**EXTRACTED ENTRIES:**
________________

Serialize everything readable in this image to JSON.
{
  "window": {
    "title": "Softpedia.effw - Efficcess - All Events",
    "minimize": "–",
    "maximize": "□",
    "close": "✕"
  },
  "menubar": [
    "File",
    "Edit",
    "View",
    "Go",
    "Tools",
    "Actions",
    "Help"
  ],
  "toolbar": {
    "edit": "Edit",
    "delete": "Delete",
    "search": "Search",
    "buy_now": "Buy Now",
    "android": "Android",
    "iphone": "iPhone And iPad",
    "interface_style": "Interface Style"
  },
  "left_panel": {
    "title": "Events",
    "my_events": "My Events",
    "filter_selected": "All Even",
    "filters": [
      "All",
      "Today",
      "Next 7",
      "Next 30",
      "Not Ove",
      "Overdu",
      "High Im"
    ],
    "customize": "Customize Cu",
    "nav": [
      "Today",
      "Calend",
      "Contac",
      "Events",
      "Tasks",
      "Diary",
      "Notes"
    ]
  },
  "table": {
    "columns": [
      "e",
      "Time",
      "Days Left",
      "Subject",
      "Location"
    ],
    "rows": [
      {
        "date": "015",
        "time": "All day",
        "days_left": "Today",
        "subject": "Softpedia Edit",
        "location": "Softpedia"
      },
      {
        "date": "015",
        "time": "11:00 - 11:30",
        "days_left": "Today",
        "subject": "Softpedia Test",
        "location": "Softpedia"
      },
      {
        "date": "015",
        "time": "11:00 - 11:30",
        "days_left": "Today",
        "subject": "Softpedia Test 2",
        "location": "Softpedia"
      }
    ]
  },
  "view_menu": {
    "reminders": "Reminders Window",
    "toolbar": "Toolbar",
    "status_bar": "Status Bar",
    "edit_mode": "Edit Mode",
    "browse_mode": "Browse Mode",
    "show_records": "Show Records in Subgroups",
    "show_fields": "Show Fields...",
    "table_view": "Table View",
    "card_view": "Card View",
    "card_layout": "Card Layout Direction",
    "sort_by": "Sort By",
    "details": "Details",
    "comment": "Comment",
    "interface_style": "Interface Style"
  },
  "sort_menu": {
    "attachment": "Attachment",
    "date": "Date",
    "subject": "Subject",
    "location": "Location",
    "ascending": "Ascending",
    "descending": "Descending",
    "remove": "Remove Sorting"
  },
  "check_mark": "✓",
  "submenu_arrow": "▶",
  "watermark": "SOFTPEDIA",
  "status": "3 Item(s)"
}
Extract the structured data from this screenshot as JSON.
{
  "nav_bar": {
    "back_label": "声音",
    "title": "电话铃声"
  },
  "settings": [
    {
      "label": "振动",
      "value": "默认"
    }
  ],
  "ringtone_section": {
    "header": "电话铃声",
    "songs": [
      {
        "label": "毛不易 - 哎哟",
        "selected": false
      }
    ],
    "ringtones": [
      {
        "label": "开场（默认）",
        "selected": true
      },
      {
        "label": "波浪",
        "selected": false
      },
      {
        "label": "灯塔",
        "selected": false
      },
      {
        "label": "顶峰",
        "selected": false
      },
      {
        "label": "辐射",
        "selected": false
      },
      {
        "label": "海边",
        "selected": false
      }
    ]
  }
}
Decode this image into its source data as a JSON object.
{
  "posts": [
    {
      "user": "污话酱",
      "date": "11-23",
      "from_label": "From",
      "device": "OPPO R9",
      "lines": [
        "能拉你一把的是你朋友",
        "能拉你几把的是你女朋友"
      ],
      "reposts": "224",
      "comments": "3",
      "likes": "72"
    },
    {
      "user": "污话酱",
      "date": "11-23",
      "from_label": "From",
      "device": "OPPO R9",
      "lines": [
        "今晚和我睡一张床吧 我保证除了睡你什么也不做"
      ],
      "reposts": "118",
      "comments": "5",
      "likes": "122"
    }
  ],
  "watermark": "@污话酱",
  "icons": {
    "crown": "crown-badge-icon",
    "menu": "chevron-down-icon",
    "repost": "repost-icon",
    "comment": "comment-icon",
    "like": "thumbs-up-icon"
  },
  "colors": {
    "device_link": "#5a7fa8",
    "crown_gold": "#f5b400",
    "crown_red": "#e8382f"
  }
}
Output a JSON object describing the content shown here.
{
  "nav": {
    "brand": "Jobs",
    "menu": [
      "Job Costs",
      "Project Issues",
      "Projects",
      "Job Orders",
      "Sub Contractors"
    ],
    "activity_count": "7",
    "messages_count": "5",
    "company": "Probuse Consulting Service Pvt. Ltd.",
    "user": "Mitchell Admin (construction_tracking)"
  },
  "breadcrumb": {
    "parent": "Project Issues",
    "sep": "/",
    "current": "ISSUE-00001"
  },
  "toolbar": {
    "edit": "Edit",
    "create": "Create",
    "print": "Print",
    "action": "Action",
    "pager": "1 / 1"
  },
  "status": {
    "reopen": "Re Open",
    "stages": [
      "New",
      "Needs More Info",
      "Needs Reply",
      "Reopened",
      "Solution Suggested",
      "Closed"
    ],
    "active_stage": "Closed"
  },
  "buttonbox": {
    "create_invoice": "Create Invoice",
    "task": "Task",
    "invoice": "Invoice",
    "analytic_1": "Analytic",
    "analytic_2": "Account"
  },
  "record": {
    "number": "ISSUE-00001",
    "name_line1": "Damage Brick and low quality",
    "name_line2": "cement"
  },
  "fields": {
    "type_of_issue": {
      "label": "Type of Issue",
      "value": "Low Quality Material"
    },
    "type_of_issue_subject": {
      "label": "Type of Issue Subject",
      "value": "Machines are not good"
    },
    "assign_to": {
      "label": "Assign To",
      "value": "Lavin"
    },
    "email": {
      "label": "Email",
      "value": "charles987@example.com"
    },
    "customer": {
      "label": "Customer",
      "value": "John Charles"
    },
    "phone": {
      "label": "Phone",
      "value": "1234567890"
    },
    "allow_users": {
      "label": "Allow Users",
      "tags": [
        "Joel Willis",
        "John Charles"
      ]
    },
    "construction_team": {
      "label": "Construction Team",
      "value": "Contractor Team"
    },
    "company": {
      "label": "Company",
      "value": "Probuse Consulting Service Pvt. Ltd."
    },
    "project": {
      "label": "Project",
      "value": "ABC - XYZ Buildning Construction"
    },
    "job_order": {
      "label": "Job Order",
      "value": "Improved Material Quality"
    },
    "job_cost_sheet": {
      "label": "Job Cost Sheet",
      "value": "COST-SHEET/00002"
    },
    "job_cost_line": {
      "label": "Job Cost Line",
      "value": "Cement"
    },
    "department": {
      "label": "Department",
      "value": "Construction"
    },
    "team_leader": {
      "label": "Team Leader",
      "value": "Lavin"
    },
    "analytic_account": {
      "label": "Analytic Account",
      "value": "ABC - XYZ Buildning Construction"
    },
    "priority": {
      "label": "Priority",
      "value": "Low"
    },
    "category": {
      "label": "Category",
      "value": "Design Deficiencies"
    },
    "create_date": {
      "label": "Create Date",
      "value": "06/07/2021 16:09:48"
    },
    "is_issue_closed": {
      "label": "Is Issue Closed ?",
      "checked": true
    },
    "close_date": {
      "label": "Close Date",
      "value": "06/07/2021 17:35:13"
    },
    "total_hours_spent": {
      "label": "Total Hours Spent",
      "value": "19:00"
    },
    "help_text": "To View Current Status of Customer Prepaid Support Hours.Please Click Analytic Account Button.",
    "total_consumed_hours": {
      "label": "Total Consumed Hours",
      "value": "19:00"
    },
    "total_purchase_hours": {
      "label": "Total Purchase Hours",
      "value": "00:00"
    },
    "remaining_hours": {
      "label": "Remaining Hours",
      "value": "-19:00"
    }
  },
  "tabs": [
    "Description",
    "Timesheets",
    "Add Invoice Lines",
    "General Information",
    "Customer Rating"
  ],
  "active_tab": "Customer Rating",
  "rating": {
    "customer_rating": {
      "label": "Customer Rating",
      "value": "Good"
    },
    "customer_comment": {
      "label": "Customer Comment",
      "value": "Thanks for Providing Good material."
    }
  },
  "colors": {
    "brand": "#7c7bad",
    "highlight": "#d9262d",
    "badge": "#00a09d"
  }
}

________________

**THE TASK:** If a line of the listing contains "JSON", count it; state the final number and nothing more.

**ANSWER TO THIS PROBLEM:** 4